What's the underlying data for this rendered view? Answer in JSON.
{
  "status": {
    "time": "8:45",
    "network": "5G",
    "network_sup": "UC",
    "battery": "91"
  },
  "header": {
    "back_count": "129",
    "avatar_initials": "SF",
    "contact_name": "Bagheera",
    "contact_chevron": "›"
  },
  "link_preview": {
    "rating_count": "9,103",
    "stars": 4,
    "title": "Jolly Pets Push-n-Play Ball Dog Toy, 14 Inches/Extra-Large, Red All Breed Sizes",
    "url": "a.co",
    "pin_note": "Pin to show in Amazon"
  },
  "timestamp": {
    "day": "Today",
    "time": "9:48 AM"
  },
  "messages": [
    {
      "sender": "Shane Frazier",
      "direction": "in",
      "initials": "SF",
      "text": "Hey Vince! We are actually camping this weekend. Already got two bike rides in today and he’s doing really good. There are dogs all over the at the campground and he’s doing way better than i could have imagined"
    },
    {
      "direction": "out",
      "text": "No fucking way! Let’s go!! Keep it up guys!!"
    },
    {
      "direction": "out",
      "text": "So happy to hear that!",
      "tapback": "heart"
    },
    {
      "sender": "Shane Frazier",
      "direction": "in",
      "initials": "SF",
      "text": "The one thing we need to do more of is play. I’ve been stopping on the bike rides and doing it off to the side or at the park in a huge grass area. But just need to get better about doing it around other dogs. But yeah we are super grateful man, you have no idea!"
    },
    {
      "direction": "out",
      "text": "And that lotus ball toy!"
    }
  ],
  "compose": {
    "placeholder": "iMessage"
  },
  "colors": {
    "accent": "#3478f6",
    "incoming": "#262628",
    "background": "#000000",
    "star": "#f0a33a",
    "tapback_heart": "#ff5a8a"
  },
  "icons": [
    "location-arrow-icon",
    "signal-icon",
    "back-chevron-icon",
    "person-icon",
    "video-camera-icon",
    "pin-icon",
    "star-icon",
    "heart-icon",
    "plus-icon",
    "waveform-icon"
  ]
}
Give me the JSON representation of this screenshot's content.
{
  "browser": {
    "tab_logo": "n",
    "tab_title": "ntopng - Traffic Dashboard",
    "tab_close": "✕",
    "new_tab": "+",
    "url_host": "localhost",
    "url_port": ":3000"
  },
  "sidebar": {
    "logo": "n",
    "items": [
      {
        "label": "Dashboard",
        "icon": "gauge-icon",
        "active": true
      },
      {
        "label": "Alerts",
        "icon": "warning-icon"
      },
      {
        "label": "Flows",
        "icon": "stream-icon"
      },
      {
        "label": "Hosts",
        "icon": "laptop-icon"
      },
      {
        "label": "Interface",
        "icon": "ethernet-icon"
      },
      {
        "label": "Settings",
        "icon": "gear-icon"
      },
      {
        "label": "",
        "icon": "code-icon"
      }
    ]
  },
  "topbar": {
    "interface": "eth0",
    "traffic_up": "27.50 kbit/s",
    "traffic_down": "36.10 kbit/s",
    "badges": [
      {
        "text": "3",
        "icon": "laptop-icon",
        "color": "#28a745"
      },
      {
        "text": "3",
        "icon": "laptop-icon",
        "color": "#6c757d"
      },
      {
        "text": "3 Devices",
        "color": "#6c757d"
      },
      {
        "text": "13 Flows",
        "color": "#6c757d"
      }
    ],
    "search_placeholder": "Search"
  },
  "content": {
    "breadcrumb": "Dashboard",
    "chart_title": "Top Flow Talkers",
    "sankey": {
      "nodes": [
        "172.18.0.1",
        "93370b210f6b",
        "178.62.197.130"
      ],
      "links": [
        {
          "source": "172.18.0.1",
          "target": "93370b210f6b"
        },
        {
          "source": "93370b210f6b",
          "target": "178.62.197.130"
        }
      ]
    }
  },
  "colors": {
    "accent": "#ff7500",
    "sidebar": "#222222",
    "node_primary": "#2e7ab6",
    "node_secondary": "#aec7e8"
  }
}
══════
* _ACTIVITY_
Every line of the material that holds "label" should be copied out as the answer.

* _RESPONSE AREA_
        "label": "Dashboard",
        "label": "Alerts",
        "label": "Flows",
        "label": "Hosts",
        "label": "Interface",
        "label": "Settings",
        "label": "",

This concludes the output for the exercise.